|As explained by Cyrus Saihan, BBC head of digital partnerships, via a blog post, a similar experience to the Princess Leia hologram from Star Wars "might not be that far away".|
"Holographic experiences, like ultra-high definition or virtual reality, offer audiences a level of detail and realism that only a short while ago seemed virtually impossible, but that are now becoming a reality," Saihan writes.
"For our experiment, we used existing technologies and simple techniques to explore 'holographic' content.
"The device that we made also gives us an extremely low-fi and low-cost way to assess how the 'floating' images of augmented and mixed reality devices, which aren't readily available for audience testing, might be used to view BBC content in the future."
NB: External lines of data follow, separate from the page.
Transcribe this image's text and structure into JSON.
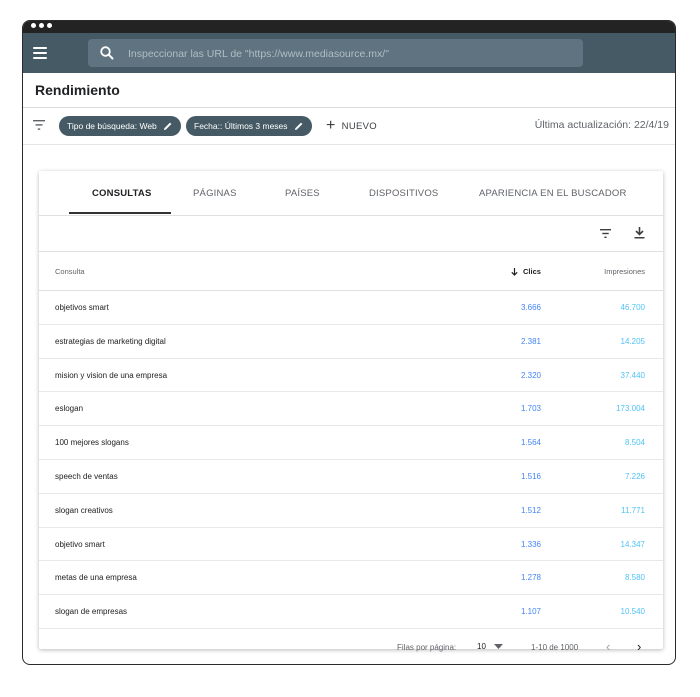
{
  "topbar": {
    "search_placeholder": "Inspeccionar las URL de \"https://www.mediasource.mx/\""
  },
  "header": {
    "title": "Rendimiento"
  },
  "filters": {
    "chips": [
      "Tipo de búsqueda: Web",
      "Fecha:: Últimos 3 meses"
    ],
    "new_label": "NUEVO",
    "last_updated": "Última actualización: 22/4/19"
  },
  "tabs": [
    "CONSULTAS",
    "PÁGINAS",
    "PAÍSES",
    "DISPOSITIVOS",
    "APARIENCIA EN EL BUSCADOR"
  ],
  "table": {
    "columns": {
      "query": "Consulta",
      "clicks": "Clics",
      "impressions": "Impresiones"
    },
    "rows": [
      {
        "query": "objetivos smart",
        "clicks": "3.666",
        "impressions": "46.700"
      },
      {
        "query": "estrategias de marketing digital",
        "clicks": "2.381",
        "impressions": "14.205"
      },
      {
        "query": "mision y vision de una empresa",
        "clicks": "2.320",
        "impressions": "37.440"
      },
      {
        "query": "eslogan",
        "clicks": "1.703",
        "impressions": "173.004"
      },
      {
        "query": "100 mejores slogans",
        "clicks": "1.564",
        "impressions": "8.504"
      },
      {
        "query": "speech de ventas",
        "clicks": "1.516",
        "impressions": "7.226"
      },
      {
        "query": "slogan creativos",
        "clicks": "1.512",
        "impressions": "11.771"
      },
      {
        "query": "objetivo smart",
        "clicks": "1.336",
        "impressions": "14.347"
      },
      {
        "query": "metas de una empresa",
        "clicks": "1.278",
        "impressions": "8.580"
      },
      {
        "query": "slogan de empresas",
        "clicks": "1.107",
        "impressions": "10.540"
      }
    ]
  },
  "pagination": {
    "rows_label": "Filas por página:",
    "rows_value": "10",
    "range": "1-10 de 1000"
  },
  "colors": {
    "topbar": "#455a64",
    "clicks": "#4285f4",
    "impressions": "#4fc3f7"
  }
}
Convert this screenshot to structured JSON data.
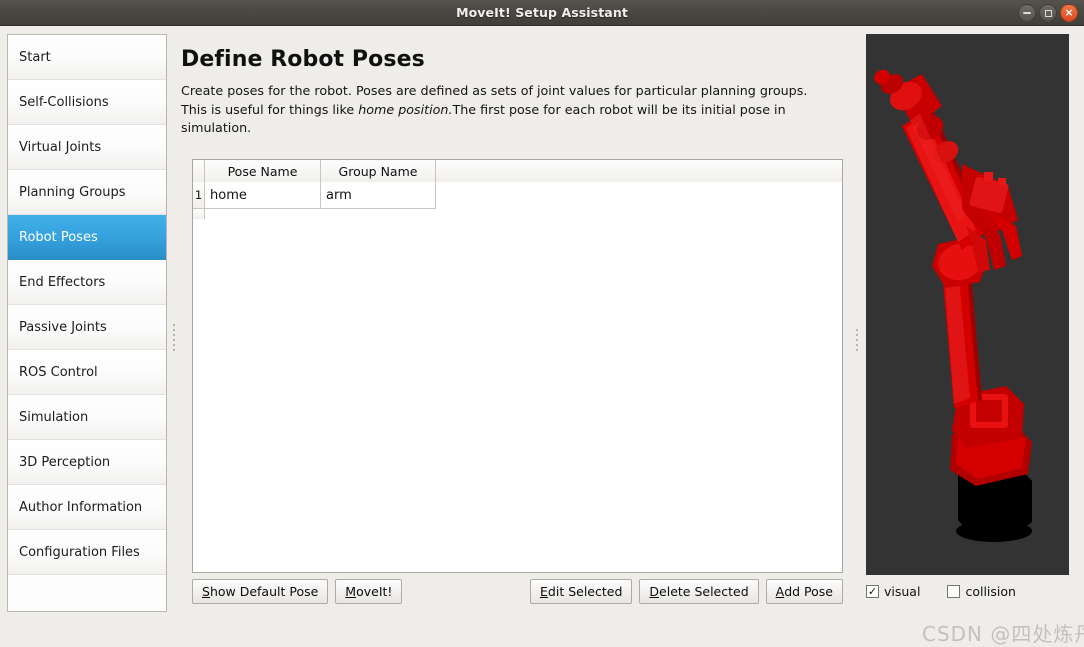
{
  "window": {
    "title": "MoveIt! Setup Assistant",
    "controls": [
      {
        "name": "minimize",
        "glyph": "–"
      },
      {
        "name": "maximize",
        "glyph": "□"
      },
      {
        "name": "close",
        "glyph": "×"
      }
    ]
  },
  "sidebar": {
    "items": [
      {
        "label": "Start",
        "selected": false
      },
      {
        "label": "Self-Collisions",
        "selected": false
      },
      {
        "label": "Virtual Joints",
        "selected": false
      },
      {
        "label": "Planning Groups",
        "selected": false
      },
      {
        "label": "Robot Poses",
        "selected": true
      },
      {
        "label": "End Effectors",
        "selected": false
      },
      {
        "label": "Passive Joints",
        "selected": false
      },
      {
        "label": "ROS Control",
        "selected": false
      },
      {
        "label": "Simulation",
        "selected": false
      },
      {
        "label": "3D Perception",
        "selected": false
      },
      {
        "label": "Author Information",
        "selected": false
      },
      {
        "label": "Configuration Files",
        "selected": false
      }
    ]
  },
  "main": {
    "title": "Define Robot Poses",
    "description_part1": "Create poses for the robot. Poses are defined as sets of joint values for particular planning groups. This is useful for things like ",
    "description_emphasis": "home position.",
    "description_part2": "The first pose for each robot will be its initial pose in simulation.",
    "table": {
      "columns": [
        "Pose Name",
        "Group Name"
      ],
      "rows": [
        {
          "index": "1",
          "pose_name": "home",
          "group_name": "arm"
        }
      ]
    },
    "buttons": {
      "show_default_pose": {
        "accel": "S",
        "rest": "how Default Pose"
      },
      "moveit": {
        "accel": "M",
        "rest": "oveIt!"
      },
      "edit_selected": {
        "accel": "E",
        "rest": "dit Selected"
      },
      "delete_selected": {
        "accel": "D",
        "rest": "elete Selected"
      },
      "add_pose": {
        "accel": "A",
        "rest": "dd Pose"
      }
    }
  },
  "viewport": {
    "background_color": "#333333",
    "robot_color": "#d40000",
    "checkboxes": [
      {
        "label": "visual",
        "checked": true,
        "glyph": "✓"
      },
      {
        "label": "collision",
        "checked": false,
        "glyph": "✓"
      }
    ]
  },
  "watermark": {
    "text": "CSDN @四处炼丹"
  },
  "colors": {
    "titlebar": "#4a4843",
    "accent_selected": "#35a2de",
    "close_button": "#dc4a22",
    "surface": "#efedea"
  }
}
Saihan explains that an acrylic pyramid was placed on a 46" flat-screen TV to "create the illusion of floating 'holographic'-like images".
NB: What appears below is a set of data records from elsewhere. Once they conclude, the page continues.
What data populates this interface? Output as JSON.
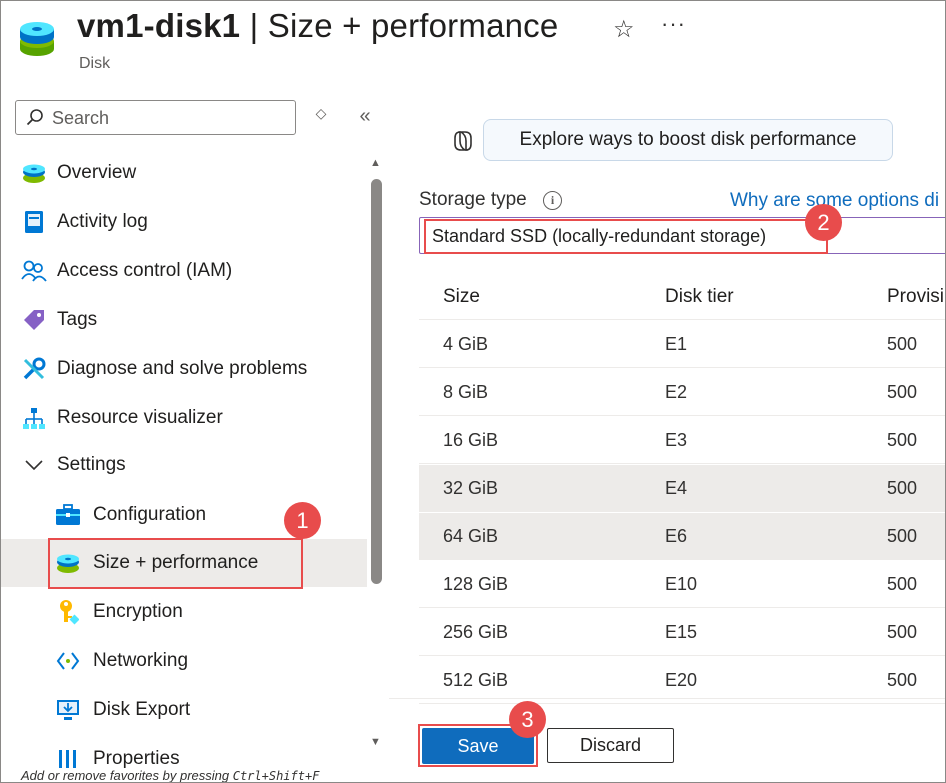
{
  "header": {
    "resource_name": "vm1-disk1",
    "separator": "|",
    "page_name": "Size + performance",
    "resource_type": "Disk",
    "favorite_icon": "star-icon",
    "more_icon": "ellipsis-icon",
    "more_label": "···"
  },
  "sidebar": {
    "search_placeholder": "Search",
    "sort_label": "◇",
    "collapse_label": "«",
    "items": [
      {
        "label": "Overview",
        "icon": "disk-icon"
      },
      {
        "label": "Activity log",
        "icon": "activity-log-icon"
      },
      {
        "label": "Access control (IAM)",
        "icon": "people-icon"
      },
      {
        "label": "Tags",
        "icon": "tag-icon"
      },
      {
        "label": "Diagnose and solve problems",
        "icon": "wrench-icon"
      },
      {
        "label": "Resource visualizer",
        "icon": "hierarchy-icon"
      },
      {
        "label": "Settings",
        "icon": "chevron-down-icon"
      },
      {
        "label": "Configuration",
        "icon": "toolbox-icon"
      },
      {
        "label": "Size + performance",
        "icon": "disk-icon"
      },
      {
        "label": "Encryption",
        "icon": "key-icon"
      },
      {
        "label": "Networking",
        "icon": "network-icon"
      },
      {
        "label": "Disk Export",
        "icon": "monitor-export-icon"
      },
      {
        "label": "Properties",
        "icon": "properties-icon"
      }
    ],
    "favorites_hint_prefix": "Add or remove favorites by pressing ",
    "favorites_hint_keys": "Ctrl+Shift+F"
  },
  "main": {
    "explore_button": "Explore ways to boost disk performance",
    "storage_type_label": "Storage type",
    "why_link": "Why are some options di",
    "storage_type_value": "Standard SSD (locally-redundant storage)",
    "table": {
      "headers": [
        "Size",
        "Disk tier",
        "Provisi"
      ],
      "rows": [
        [
          "4 GiB",
          "E1",
          "500"
        ],
        [
          "8 GiB",
          "E2",
          "500"
        ],
        [
          "16 GiB",
          "E3",
          "500"
        ],
        [
          "32 GiB",
          "E4",
          "500"
        ],
        [
          "64 GiB",
          "E6",
          "500"
        ],
        [
          "128 GiB",
          "E10",
          "500"
        ],
        [
          "256 GiB",
          "E15",
          "500"
        ],
        [
          "512 GiB",
          "E20",
          "500"
        ]
      ]
    },
    "save_label": "Save",
    "discard_label": "Discard"
  },
  "annotations": {
    "step1": "1",
    "step2": "2",
    "step3": "3",
    "color": "#e84c4c"
  },
  "colors": {
    "accent": "#0f6cbd",
    "selected_row": "#edebe9",
    "annotation": "#e84c4c"
  }
}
Video footage meeting a designated criteria was then selected, with the BBC working in conjuction with UK-based visual effects and hologram specialist MDH Hologram to bring the archive footage to life.
Saihan writes that it "produced some striking results", drawing mixed reactions among audience members that it was tested on, while the device had limitations, only working with certain types of footage, requiring a low level of light for maximum impact and having narrow viewing angles.
"Our experiment was fairly simplistic, but the new technologies on the horizon have the potential to completely change the way that audiences experience media content in the future," Saihan writes.
"You can imagine a world where instead of watching a film star being interviewed on the sofa of a TV chat show, they feel as if they are sitting right next to you on your own sofa in your living room, or where instead of looking at a 2D image of Mount Everest, it appears as if the snow on the mountain top is falling around you."